He was contrite and pleading.

"When living at home and going to school, my life was free from the influences of drugs," his letter began after he misspelled the judge's first name as "Bruse."

"I was the baby of the family and spoiled in the long run," he said.

The letter contained in court records provides new insight into the man accused of keeping Dugard locked away in his backyard for 18 years and fathering two children with her.

There was no hint of the sexually obsessed kidnapper and rapist who testified a month earlier to prowling through neighborhoods as a Peeping Tom and exposing himself to girls as young as 7.

Garrido told Thompson that by 1969, marijuana had found its way to his rural neighborhood east of San Francisco. He also began using copious amounts of LSD.

"Slowly it began to take me to another style of living and thinking, in the long run I lost much of my reasoning powers," he wrote. "Seven years of using made me fall from reality."

He assured the judge, however, that he had rediscovered the right path after seeing a psychiatrist.

"Of course that is because I wanted to, knowing this is my chance to get my life in line," he wrote. "Drugs have been my downfall. I am so ashamed of my past. But my future is now in controle (sic)."

Garrido failed to persuade the judge to order his early release. His appeal to the 9th U.S. Circuit Court of Appeals also was unsuccessful.

Still, he was freed on parole in 1988 because federal sentences meted out in the 1970s allowed prisoners given 30 years or more to apply for release after serving 10 years.

In documents previously detailed by The Associated Press, Garrido wrote the judge from jail in Reno shortly after he was convicted by a federal jury on Feb. 11, 1977. He said he was firing his trial lawyer and wanted a new one appointed for his appeal.

His handwriting was neat and the letter was also full of misspellings.

"My appointed counsel from beginning to end has not been in my best behalf," Garrido complained. "I stayed with him because I have no insight on the law."

Garrido testified during his three-day trial and hurt his cause. He freely told the jury that he abducted his victim and raped her at a storage shed he rented in Reno. He discussed at length his rape fantasies and discussed exposing himself to little girls.

"I had this fantasy that was driving me to do this, inside of me; something that was making me want to do it without — no way to stop it," he said.

The victim testified that Garrido had discussed his sexual fantasies while driving her to the storage area, where he assaulted her for more than five hours until a police officer knocked on the door after becoming suspicious of the victim's car parked nearby.

More than three decades later, Garrido and his wife Nancy are being held in El Dorado County on charges of kidnapping and raping Dugard then holding her at an Antioch home, even as parole officers and police occasionally turned up to check on him. They have pleaded not guilty.

Hayward police are investigating any possible links between Garrido and the unsolved 1988 abduction of Michaela Garecht. She was snatched from a parking lot after the 9-year-old and a friend rode their scooters to a market.

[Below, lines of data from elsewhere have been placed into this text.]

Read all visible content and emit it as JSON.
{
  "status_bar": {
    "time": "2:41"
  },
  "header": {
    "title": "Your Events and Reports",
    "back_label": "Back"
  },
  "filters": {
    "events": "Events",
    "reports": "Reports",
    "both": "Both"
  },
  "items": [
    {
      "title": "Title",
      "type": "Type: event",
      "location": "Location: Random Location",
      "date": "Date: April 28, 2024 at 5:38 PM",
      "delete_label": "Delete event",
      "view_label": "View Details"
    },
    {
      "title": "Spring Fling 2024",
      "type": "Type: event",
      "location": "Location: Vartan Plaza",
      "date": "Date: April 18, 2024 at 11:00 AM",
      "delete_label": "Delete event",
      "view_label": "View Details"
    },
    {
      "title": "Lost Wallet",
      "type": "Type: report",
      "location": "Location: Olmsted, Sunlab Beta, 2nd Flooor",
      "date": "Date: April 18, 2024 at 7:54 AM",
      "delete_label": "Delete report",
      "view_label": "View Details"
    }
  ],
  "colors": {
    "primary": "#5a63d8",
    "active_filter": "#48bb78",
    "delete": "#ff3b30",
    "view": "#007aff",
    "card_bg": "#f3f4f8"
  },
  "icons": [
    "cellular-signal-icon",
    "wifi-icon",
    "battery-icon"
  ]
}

"We immediately just from news reports heard there were enough similarities in the case that it was worth looking," police Lt. Chris Orrey said. "So far nothing has eliminated him as a suspect."